Doctor’s treatment of tragic Vicki Core ‘below standard expected’ - expert
A Medical Council inquiry in to a doctor who diagnosed 20 year old Vicki Core with gastric flu less than 24 hours after she died of pneumonia has been told by an expert witness that his treatment seriously short of the standard that could be expected of a GP.
Dr Donal Buckley has been giving evidence on behalf of the CEO of the Medical Council, which is taking a case of Professional Misconduct against the doctor whose name has been withheld and who has been identified only as Dr A.
Dr A faces 11 allegations of professional misconduct in relation to his treatment of Ms Core when she visited his surgery on June 30 2007.
The trainee hairdresser from Tallaght in Dublin collapsed in her parent’s house less than 24 hours later and was pronounced dead on arrival at the Adelaide and Meath hospital.

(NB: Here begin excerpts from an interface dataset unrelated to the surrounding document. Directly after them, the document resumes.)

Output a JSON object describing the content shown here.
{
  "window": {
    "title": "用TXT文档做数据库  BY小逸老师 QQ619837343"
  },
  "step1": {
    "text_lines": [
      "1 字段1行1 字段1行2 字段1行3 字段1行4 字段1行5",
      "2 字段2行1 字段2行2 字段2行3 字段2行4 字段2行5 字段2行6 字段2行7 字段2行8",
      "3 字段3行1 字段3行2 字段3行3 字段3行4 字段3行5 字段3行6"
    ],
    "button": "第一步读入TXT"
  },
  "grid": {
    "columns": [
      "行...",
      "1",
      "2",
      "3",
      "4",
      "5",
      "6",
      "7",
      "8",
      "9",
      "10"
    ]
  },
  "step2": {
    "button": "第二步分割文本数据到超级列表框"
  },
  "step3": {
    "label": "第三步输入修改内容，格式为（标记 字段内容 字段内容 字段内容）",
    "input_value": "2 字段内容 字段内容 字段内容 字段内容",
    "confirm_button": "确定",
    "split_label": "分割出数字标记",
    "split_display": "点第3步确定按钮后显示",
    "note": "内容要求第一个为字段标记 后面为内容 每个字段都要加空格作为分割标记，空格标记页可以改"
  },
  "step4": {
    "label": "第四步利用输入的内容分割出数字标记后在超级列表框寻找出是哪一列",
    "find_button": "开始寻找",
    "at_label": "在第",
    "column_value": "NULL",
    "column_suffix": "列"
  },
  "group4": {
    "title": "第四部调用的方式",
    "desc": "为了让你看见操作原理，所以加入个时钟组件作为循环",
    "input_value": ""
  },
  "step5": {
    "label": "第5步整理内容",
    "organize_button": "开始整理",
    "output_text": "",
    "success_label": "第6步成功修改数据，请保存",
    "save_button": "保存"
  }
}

Yesterday the inquiry was told by Ms Core’s father Thomas that she told Dr A she was suffering from shortness of breath, palpitations and weakness when he accompanied her to Dr A’s surgery.
This is in conflict with Dr A’s medical notes taken at the time in which these details were not recorded.
Today Dr Donal Buckley told the inquiry that because of the conflict between what Vicki Core’s family have described as their daughter’s symptoms and the symptoms recorded by Dr A in his notes, the question of professional misconduct depends on which evidence was accepted.
However Dr Buckley said overall, considering the evidence given by Thomas Core, including a statement he gave to the gardai and his description of the consultation, he would feel Dr A fell seriously short of the standard of care that could be expected of him.
Dr A denies all the allegations against him, which include that he failed to take an adequate medical history from Vicki Core, that he failed to carry out appropriate investigations, that he failed to take consideration of the symptoms Ms Core was suffering from as reported to him by her family and that he failed to have her referred to hospital.